EXERCISE MATERIAL ->
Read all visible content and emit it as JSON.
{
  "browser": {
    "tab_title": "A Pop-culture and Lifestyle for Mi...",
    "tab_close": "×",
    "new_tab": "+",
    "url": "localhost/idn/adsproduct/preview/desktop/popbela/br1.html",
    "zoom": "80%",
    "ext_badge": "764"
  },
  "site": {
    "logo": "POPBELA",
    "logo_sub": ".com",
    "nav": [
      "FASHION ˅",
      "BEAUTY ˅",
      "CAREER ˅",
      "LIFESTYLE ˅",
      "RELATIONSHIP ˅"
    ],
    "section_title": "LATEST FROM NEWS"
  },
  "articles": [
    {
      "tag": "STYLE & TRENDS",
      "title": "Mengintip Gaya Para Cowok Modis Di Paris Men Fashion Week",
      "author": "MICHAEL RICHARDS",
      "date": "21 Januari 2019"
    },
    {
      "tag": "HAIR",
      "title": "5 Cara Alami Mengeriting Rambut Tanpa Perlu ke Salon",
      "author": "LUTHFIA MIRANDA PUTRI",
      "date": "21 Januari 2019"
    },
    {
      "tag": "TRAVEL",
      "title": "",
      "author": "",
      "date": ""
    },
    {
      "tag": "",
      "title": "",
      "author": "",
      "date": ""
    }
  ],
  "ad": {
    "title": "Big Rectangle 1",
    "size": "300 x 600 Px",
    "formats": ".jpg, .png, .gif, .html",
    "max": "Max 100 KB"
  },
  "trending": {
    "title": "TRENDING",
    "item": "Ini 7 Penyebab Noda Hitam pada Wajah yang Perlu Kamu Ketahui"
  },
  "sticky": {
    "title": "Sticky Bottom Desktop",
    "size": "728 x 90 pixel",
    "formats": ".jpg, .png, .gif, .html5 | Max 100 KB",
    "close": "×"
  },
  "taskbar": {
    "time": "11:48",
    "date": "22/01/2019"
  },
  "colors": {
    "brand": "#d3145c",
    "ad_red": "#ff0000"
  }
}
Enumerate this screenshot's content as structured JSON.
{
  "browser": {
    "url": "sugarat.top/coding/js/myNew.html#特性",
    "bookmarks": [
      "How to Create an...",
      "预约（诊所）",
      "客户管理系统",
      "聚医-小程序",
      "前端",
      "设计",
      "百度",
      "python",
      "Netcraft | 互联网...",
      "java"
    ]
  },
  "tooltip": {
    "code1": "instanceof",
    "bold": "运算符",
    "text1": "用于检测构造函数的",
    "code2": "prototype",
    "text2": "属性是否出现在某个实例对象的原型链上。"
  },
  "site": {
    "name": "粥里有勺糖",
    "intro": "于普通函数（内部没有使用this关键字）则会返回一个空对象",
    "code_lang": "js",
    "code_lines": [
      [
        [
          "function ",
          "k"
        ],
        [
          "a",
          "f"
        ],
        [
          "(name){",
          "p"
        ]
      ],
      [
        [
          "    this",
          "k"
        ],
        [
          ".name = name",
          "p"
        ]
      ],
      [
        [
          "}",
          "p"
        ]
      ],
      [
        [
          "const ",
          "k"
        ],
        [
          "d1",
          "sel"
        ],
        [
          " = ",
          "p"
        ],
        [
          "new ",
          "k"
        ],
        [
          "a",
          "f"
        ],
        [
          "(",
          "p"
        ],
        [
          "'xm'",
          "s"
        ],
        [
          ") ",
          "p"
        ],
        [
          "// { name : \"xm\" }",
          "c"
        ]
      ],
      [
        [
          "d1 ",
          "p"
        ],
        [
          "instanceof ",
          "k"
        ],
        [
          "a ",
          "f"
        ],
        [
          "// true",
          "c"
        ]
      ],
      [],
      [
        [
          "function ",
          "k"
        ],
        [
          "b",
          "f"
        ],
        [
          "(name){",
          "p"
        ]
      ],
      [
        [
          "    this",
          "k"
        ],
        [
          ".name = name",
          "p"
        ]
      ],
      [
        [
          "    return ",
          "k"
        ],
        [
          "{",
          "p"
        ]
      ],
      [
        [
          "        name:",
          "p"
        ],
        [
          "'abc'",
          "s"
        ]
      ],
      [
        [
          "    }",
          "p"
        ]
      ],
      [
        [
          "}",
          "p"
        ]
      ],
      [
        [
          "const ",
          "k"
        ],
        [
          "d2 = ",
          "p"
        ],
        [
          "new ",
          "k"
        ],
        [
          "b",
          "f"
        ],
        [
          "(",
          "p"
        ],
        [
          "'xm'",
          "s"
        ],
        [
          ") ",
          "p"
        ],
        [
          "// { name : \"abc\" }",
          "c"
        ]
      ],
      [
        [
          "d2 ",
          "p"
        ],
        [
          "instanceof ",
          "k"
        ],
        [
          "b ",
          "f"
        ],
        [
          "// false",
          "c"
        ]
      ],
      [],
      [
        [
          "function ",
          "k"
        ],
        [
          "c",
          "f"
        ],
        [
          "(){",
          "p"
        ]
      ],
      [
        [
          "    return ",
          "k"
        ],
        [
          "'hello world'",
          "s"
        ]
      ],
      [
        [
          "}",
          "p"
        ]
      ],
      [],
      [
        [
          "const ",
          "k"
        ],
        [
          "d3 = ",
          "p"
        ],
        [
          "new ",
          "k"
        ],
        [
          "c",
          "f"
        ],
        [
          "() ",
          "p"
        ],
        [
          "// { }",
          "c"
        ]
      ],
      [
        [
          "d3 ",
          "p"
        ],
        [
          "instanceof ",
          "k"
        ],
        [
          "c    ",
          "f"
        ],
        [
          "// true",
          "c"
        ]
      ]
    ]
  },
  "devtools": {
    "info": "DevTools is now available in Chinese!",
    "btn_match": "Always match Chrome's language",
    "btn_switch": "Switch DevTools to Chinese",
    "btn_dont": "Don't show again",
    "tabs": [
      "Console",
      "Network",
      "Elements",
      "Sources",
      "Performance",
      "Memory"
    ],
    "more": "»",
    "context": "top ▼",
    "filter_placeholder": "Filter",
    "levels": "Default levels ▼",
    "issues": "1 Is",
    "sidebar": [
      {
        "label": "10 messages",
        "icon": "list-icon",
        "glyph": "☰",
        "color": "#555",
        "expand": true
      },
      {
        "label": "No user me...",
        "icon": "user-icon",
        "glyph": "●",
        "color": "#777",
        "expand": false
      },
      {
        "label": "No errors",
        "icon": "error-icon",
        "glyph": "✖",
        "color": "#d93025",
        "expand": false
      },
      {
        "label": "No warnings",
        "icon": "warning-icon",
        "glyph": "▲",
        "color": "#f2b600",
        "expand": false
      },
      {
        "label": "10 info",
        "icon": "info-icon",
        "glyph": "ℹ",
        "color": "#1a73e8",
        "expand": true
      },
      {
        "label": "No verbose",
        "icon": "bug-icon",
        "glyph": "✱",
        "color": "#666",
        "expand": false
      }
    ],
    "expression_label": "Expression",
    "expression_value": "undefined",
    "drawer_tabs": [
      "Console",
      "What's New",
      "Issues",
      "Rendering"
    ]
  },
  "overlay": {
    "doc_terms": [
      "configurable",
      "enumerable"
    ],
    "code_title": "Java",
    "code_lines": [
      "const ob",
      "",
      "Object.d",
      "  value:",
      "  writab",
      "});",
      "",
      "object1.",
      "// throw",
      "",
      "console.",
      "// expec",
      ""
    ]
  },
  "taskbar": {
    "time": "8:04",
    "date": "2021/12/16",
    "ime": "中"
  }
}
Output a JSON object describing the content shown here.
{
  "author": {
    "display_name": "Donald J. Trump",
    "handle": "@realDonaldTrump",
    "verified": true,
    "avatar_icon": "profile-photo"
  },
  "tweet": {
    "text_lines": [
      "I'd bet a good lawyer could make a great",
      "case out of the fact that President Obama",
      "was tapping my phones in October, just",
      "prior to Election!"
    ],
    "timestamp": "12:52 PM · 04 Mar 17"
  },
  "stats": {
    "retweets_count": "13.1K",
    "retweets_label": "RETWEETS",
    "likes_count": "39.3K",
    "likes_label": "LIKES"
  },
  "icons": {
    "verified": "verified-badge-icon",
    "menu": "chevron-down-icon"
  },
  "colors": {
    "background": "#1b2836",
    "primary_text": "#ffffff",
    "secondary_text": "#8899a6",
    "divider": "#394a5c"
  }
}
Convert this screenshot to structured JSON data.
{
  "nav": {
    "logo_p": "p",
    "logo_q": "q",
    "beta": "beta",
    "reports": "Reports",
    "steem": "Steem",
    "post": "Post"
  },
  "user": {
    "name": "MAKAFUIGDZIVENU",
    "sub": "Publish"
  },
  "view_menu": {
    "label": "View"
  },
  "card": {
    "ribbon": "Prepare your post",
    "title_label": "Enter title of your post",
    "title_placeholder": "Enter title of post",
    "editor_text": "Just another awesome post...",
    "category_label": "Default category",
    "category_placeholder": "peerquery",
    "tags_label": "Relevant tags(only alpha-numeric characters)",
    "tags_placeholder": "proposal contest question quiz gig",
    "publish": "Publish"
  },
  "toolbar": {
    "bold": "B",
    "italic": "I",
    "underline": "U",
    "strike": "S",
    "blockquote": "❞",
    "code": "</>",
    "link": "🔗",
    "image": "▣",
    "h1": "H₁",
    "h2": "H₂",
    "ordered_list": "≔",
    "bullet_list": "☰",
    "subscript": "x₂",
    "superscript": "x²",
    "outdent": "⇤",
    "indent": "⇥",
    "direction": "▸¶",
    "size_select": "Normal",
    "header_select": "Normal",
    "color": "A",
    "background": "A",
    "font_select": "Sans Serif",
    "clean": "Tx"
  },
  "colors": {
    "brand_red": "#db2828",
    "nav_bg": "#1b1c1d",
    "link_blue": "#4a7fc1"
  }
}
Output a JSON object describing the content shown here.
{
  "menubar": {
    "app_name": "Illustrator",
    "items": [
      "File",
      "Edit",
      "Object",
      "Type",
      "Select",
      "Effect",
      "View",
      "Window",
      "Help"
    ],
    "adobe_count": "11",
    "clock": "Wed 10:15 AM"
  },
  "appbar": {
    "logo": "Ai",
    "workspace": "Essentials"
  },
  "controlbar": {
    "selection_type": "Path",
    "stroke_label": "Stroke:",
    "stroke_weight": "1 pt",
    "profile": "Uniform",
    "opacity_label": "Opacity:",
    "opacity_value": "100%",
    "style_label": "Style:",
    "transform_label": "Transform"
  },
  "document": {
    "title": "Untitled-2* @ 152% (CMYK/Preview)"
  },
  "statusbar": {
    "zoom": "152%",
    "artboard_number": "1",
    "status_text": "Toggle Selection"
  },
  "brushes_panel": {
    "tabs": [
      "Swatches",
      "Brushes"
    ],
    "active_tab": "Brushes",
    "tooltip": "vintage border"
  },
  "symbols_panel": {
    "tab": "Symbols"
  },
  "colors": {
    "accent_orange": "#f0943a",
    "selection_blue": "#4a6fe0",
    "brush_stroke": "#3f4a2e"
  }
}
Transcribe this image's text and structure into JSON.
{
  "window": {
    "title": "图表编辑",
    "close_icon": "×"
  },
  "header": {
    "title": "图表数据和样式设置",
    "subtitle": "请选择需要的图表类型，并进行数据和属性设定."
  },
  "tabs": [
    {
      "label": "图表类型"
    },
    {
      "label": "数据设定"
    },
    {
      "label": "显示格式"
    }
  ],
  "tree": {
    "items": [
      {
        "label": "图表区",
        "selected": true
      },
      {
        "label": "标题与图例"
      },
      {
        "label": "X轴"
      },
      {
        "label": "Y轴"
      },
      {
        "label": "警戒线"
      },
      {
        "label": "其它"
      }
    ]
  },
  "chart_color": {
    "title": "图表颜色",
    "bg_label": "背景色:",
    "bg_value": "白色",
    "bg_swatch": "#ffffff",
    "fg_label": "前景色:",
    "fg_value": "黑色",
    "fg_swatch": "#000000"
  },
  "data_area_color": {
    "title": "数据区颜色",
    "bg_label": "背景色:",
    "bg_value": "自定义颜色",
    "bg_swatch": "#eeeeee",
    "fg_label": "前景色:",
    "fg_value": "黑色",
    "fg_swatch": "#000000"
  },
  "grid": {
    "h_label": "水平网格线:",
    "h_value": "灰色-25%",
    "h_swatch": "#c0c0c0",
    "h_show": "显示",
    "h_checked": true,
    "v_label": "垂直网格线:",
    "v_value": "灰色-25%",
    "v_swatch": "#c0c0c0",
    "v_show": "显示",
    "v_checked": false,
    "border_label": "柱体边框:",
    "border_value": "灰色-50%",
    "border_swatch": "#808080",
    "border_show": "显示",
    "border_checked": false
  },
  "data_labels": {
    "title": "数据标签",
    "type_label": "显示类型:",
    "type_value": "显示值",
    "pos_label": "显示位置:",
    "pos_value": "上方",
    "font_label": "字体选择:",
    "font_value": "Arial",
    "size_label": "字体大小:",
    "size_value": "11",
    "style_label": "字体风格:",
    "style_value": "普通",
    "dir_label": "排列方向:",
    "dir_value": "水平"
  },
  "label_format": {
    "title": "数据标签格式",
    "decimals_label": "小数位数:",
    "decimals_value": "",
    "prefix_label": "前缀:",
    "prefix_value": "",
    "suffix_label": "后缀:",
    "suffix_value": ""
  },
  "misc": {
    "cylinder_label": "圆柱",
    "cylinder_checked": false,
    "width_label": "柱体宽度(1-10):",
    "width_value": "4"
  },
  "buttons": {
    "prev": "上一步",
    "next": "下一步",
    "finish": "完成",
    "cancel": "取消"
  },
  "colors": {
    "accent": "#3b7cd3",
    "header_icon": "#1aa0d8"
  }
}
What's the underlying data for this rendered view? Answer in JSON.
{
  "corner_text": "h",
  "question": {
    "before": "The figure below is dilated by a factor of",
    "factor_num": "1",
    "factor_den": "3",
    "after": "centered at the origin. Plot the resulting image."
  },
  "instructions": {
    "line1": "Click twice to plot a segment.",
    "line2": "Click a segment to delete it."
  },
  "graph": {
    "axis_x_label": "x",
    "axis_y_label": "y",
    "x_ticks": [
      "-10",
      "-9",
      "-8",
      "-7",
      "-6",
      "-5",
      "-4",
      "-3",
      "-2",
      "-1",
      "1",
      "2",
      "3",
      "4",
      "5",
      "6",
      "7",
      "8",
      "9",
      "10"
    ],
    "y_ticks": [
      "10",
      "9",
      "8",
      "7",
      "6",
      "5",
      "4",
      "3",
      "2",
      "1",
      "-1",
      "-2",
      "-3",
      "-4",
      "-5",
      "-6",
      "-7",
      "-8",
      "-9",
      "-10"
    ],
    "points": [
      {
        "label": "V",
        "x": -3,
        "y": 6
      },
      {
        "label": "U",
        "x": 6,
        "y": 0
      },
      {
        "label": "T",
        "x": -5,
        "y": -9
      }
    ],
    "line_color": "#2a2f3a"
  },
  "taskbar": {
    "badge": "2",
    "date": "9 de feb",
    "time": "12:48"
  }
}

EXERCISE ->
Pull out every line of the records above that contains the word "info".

COMPLETED TASK ->
    "info": "DevTools is now available in Chinese!",
        "label": "10 info",
        "icon": "info-icon",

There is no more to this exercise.